productivity and engagement levels
to nosedive. After all, the average meeting takes around 30 minutes of working time to schedule. The hours spent doing time-consuming and repetitive admin-like scheduling meetings rob faculty of valuable research, writing or preparation time. They also increase the likelihood that employees’ workplace dissatisfaction grows, leading to burnout, more time off sick, or higher turnover.
The role scheduling technology can play Managing the day-to-day. Today's best-in-class scheduling technologies are secure, private, fully integrated into the overall IT infrastructure and allow faculty, non-teaching staff and students to schedule their meetings quickly and easily, saving those thousands of wasted hours. Your faculty is likely to collaborate with colleagues from other institutions and even countries. Your administrative staff will have to meet with a vast range of partners, agencies and suppliers. So, make sure you look for a platform-agnostic scheduling tool, helping you efficiently schedule meetings with people who use entirely different email and agenda software. Some cutting-edge solutions also have time-zone adjustments baked into the product, which is especially useful when collaborating with colleagues in other states or countries or even coordinating with overseas sister campuses. Effective time management.
Scheduling technology is incredibly powerful when paired with time blocking. For example, a professor can create a

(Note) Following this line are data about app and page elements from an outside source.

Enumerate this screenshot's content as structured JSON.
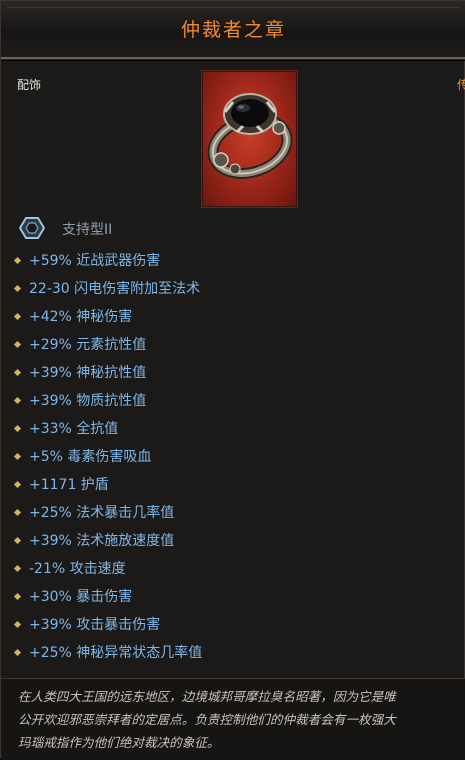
{
  "item": {
    "name": "仲裁者之章",
    "type": "配饰",
    "rarity": "传",
    "support": "支持型II",
    "affixes": [
      "+59% 近战武器伤害",
      "22-30 闪电伤害附加至法术",
      "+42% 神秘伤害",
      "+29% 元素抗性值",
      "+39% 神秘抗性值",
      "+39% 物质抗性值",
      "+33% 全抗值",
      "+5% 毒素伤害吸血",
      "+1171 护盾",
      "+25% 法术暴击几率值",
      "+39% 法术施放速度值",
      "-21% 攻击速度",
      "+30% 暴击伤害",
      "+39% 攻击暴击伤害",
      "+25% 神秘异常状态几率值"
    ],
    "lore": [
      "在人类四大王国的远东地区，边境城邦哥摩拉臭名昭著，因为它是唯",
      "公开欢迎邪恶崇拜者的定居点。负责控制他们的仲裁者会有一枚强大",
      "玛瑙戒指作为他们绝对裁决的象征。"
    ]
  },
  "colors": {
    "title": "#f28b29",
    "affix": "#7fb6e8",
    "support": "#8ea0ae",
    "item_background": "#b0301f"
  },
  "icons": {
    "item_image": "onyx-ring-icon",
    "support": "hexagon-icon",
    "affix_bullet": "diamond-bullet-icon"
  }
}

that grad students can use to schedule one-on-ones, but only during pre-allocated office hours. The best scheduling tools also employ machine learning to learn from users’ habits. A teacher could block out an hour each day to make sure they have time for a healthy lunch and the AI will preserve that time block in normal circumstances and only use the slot in an emergency or if a last-minute request comes in. Equally, the AI may learn that your usual 9-5 office hours can extend to 7 am or 9 pm once a week for calls with research colleagues in different time zones.
Empower remote learning. When COVID-19 numbers initially spiked and forced millions into lockdown, education institutions had to pivot overnight and transform their usual face-to-face teaching experiences into an online environment. Education insiders have posited that this could be a turning point for remote learning. Many teachers and students have discovered that they enjoy the experience more than they anticipated. This forced change has also shone a light on previous stigmas attached to the virtual classroom and questioned those attitudes. No longer limited by the availability of classrooms or lecture halls, professors can have students choose the most convenient time to hold classes or lectures. The time professors save by no longer having to walk from room to room, or board a plane to give a talk or a guest lecture at another university, provides the opportunity to spend more quality time with grad students. Again, one-to-one meetings conducted via conferencing software provide more availability and flexibility for both faculty and students. If you are an educator interested in reclaiming your day, check out the full Educator's Meeting Playbook.